→ **Task statement**
The answer must consist of each line of the records below that contains the string "name".
++++ Data for this task
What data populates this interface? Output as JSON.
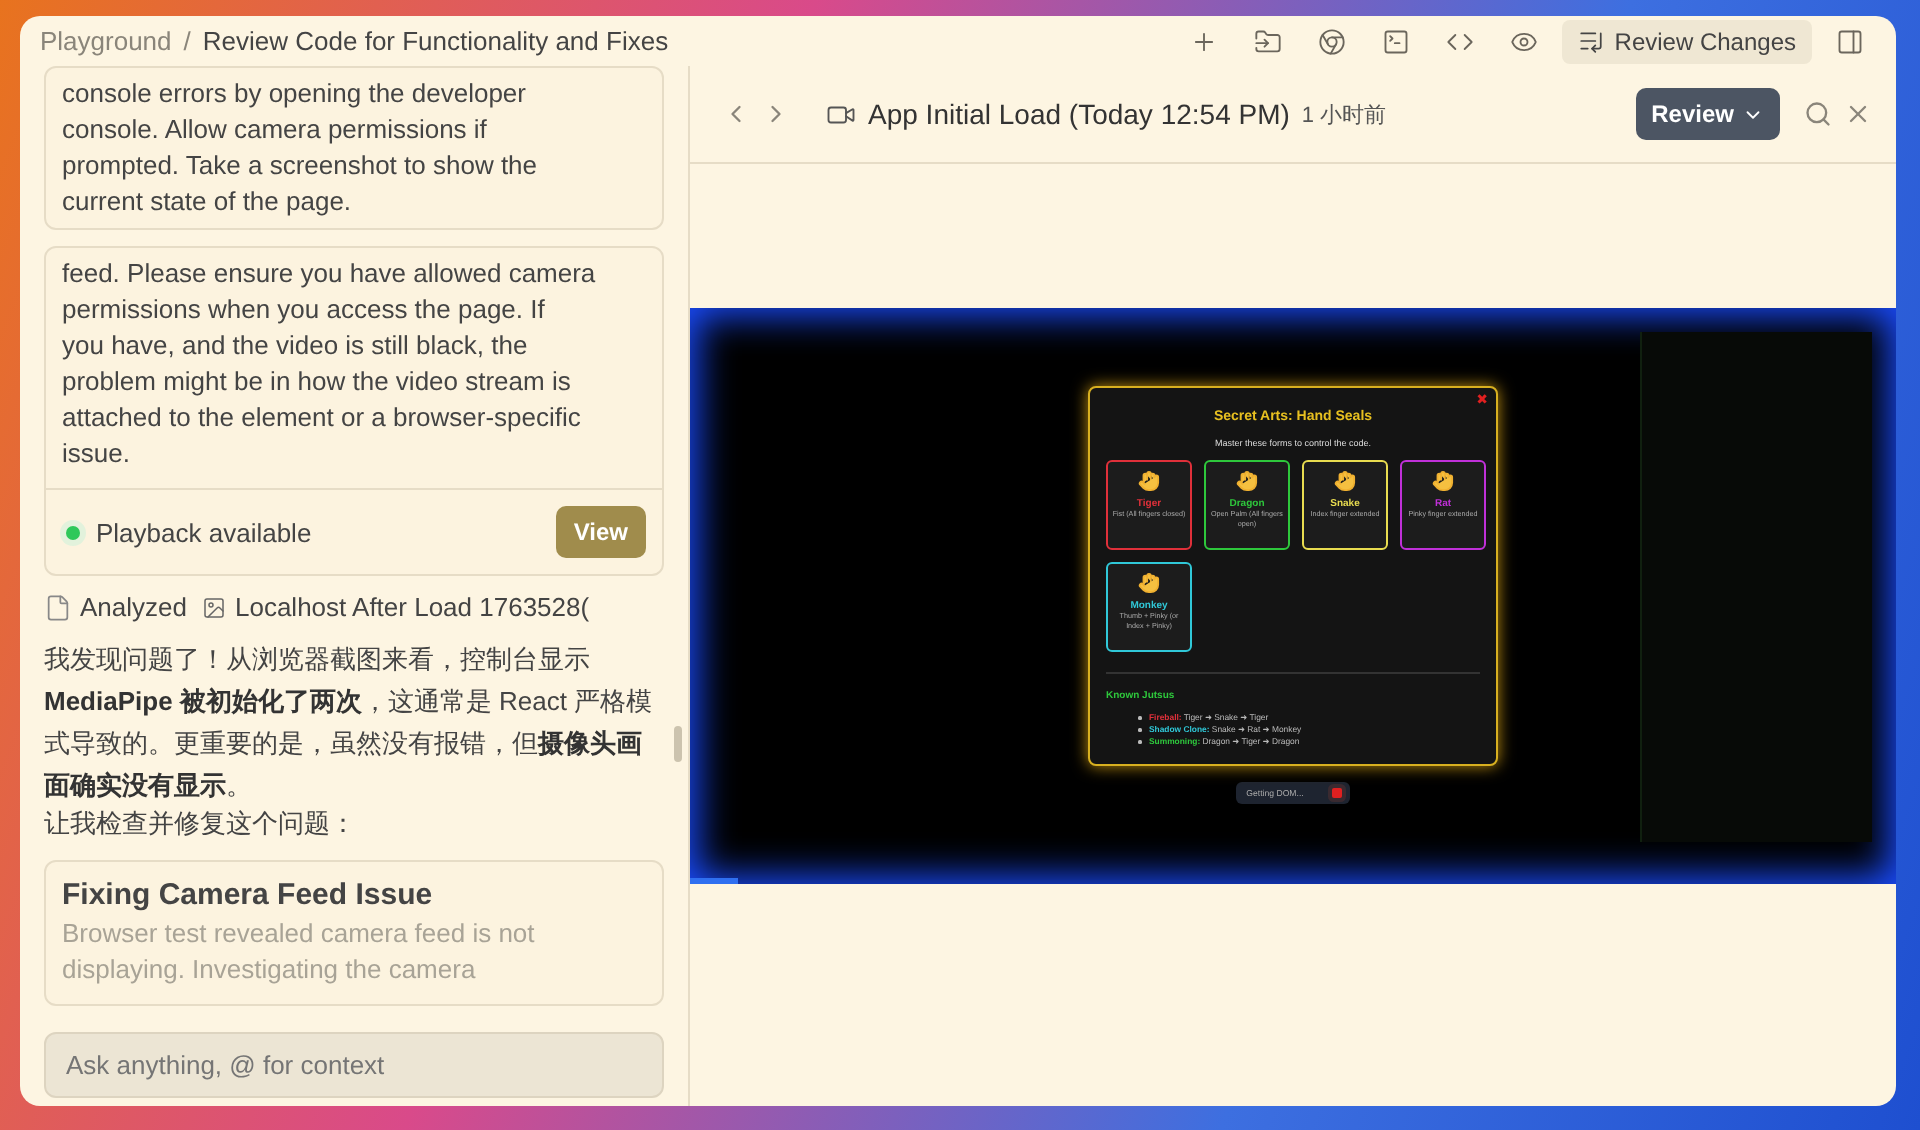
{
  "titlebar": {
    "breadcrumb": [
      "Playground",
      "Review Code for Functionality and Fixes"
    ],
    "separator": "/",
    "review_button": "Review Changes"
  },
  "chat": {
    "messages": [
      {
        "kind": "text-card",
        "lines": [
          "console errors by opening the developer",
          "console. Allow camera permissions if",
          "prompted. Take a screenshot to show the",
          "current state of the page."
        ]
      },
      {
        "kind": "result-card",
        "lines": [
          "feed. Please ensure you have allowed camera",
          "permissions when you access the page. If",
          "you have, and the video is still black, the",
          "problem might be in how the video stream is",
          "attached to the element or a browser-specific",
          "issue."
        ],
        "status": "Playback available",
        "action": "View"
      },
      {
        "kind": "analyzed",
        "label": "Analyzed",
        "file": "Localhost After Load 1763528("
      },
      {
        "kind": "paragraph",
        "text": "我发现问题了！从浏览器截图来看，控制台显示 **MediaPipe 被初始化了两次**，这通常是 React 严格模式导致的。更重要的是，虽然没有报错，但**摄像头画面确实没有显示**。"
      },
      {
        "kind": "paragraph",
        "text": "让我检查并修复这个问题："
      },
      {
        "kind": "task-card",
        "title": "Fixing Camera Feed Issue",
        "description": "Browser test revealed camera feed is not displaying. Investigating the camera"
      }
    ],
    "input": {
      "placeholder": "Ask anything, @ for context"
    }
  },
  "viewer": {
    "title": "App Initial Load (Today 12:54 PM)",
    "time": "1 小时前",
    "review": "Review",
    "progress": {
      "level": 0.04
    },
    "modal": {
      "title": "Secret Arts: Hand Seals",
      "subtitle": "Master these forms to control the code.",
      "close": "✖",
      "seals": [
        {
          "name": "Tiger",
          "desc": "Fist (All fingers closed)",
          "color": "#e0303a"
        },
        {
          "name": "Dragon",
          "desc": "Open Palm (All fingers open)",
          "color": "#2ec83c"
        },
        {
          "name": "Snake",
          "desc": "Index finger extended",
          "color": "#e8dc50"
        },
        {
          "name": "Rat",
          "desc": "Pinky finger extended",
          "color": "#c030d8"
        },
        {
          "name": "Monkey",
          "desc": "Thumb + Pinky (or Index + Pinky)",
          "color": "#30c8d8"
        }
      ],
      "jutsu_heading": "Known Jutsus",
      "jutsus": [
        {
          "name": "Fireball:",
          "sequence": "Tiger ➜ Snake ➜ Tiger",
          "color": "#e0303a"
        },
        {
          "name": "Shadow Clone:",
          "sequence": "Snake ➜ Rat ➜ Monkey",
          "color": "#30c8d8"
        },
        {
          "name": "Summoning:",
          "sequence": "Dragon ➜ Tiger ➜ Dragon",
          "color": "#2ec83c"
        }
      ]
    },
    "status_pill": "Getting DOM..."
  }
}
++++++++
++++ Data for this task
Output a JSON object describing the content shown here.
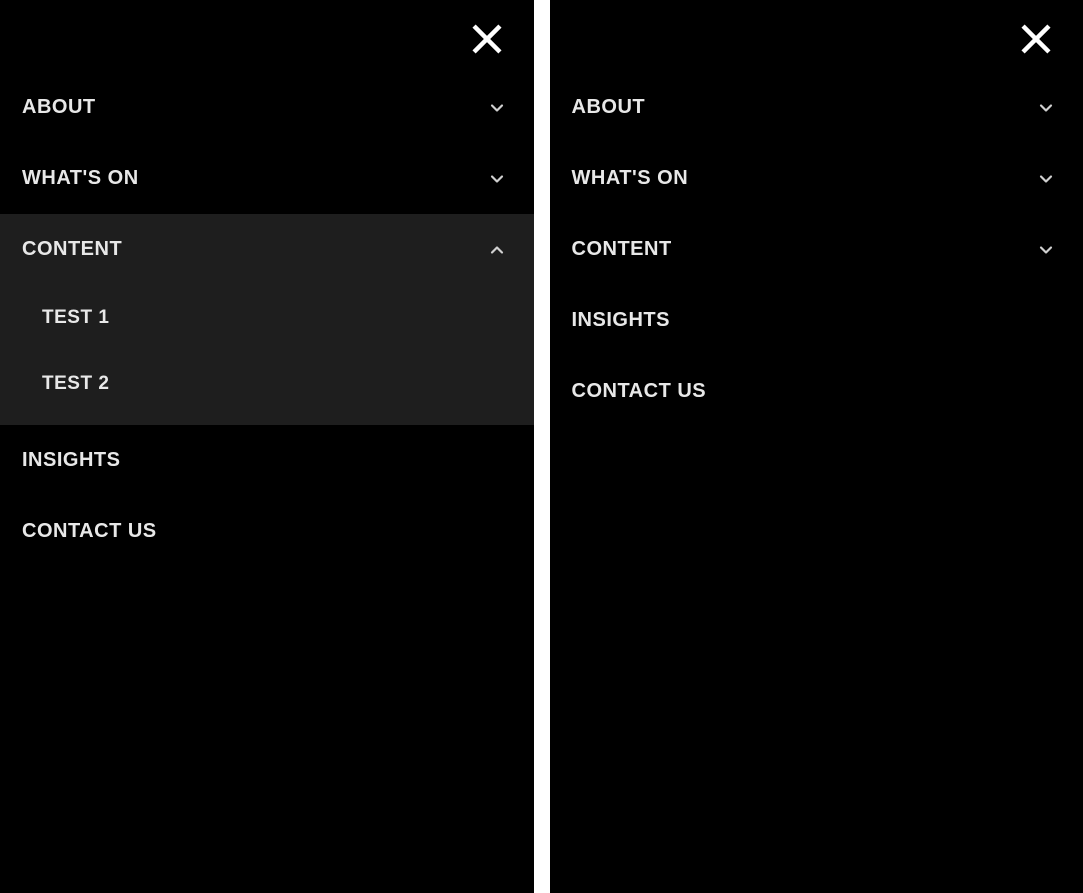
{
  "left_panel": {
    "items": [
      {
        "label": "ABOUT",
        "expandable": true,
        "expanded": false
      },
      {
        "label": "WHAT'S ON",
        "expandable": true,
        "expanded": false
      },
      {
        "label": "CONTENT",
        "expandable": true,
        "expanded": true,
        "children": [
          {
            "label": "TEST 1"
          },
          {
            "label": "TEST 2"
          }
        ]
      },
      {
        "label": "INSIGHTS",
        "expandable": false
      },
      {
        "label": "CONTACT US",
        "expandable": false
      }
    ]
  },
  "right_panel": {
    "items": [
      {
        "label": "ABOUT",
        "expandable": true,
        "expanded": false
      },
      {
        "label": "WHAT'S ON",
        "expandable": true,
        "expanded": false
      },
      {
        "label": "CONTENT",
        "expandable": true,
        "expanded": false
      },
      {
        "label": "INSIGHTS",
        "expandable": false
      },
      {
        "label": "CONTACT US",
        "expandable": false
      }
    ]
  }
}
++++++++
→ **Problem solution**
          "name": "Tiger",
          "name": "Dragon",
          "name": "Snake",
          "name": "Rat",
          "name": "Monkey",
          "name": "Fireball:",
          "name": "Shadow Clone:",
          "name": "Summoning:",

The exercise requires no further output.